The most effective parenting, with regard to encouraging and rebuking, is accomplished with similar tones.  There is loving concern, perhaps even tears, along with words that implore.  If the interaction was caught on silent film, it would be difficult to tell which one the parent was doing.  Encouraging or rebuking.  So similar is the way this love is expressed. 

Titus is being told by Paul that it’s possible to encourage and rebuke, with authority, in a way that constrains others to know that whether they agree with him or not, they would know that he loved them.  Through it all, his heart was communicated.  He was also to live in such a way that there was not a double standard.  He was not to be guilty of the very things for which he was rebuked. 

I cannot afford to have spiritual conversations without examining my own heart.  What are my motives?  Why am I encouraging?  Why am I rebuking?  Is it for the reasons You did it, Jesus?  Show me.  Amen

Do I Hate Who I Was and Love Who I Am Now?

[Jesus] who gave himself for us to redeem us from all wickedness and to purify for himself a people that are his very own, eager to do what is good.  Titus 2:14

I was not created to love evil.  Quite the opposite.  If Adam and Eve never sinned, I wouldn’t even know what evil was.  I’d be walking in Paradise, communing with God in the evening after an enjoyable day at work.  Instead of pondering my regrets of the past 24 hours, I’d be savoring the beautiful moments on God’s perfect earth.  Instead of brainstorming how to keep my soul safe from unsafe people, I’d be soaking in the beauty of perfect intimacy, one without any reservations whatsoever. 

But that’s not how the storyline unfolded.  A knowledge of good and bad opened.  Acquaintance with a thing called evil came into view, and with it, an incapacity to understand the breadth of wickedness.  It was too shocking for the human mind.  Too horrific to grasp.  Yet, there was also an appetite for what it might be like to explore the edges of the canyon of evil desires.  One taste after another put us deeper into the pit with an enemy who never intended to let us go back to paradise.  Once in his web, he lured, tormented, condemned, and maligned the only Savior who could rescue us.

That’s not the end of the story.  Nothing could stop God’s plan of redemption and restoration.  Jesus came to snatch us from the fire, to give us a new nature, one that would no longer want to sin.  Wickedness would repel us.  Dressed in the robes of the Garden, once more perfect in Christ, we would dance in our new identity.  We would forever stand in awe of the power of Jesus’ shed blood, for it was His sacrifice that made a way for us to be purified.  All things became new.  Old things of the canyon-of-evil passed away. 

I am part of the people that are Christ’s very own.  So are you if you trusted Christ to redeem you from the curse of the Garden.  We are sin-haters, often engaging with it anyway, but quick to repent as we remember who we are now, and whose we are forever!
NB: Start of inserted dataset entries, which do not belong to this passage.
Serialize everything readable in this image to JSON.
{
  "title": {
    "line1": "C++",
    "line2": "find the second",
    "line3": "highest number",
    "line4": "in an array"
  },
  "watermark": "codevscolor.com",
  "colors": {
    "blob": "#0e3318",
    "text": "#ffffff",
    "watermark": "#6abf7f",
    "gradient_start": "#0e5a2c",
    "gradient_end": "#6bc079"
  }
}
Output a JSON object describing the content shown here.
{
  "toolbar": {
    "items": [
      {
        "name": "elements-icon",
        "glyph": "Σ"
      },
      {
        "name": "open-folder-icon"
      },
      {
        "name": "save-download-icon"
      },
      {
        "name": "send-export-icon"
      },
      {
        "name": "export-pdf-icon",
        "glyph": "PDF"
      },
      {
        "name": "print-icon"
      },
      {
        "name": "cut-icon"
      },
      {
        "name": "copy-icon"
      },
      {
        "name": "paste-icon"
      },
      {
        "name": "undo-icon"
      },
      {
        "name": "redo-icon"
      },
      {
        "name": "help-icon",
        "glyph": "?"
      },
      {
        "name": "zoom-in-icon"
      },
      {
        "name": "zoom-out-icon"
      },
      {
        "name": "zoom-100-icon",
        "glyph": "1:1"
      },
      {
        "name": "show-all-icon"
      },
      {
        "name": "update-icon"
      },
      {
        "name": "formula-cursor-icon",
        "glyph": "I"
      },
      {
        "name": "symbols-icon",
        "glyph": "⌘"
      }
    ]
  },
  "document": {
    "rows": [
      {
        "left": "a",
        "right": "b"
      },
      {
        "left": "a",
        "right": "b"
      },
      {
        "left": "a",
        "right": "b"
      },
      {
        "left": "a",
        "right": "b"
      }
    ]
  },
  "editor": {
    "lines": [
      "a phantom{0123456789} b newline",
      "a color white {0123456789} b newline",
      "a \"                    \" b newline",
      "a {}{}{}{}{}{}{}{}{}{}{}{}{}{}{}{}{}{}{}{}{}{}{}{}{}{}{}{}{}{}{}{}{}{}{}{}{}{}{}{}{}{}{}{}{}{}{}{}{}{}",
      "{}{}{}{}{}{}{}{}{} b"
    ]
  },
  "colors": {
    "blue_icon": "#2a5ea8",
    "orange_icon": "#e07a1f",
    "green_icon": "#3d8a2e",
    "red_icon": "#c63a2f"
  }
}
There is Paradise in my soul now.  But Paradise for my body – coming later – is still a sure thing.  Even so come Lord Jesus.  Amen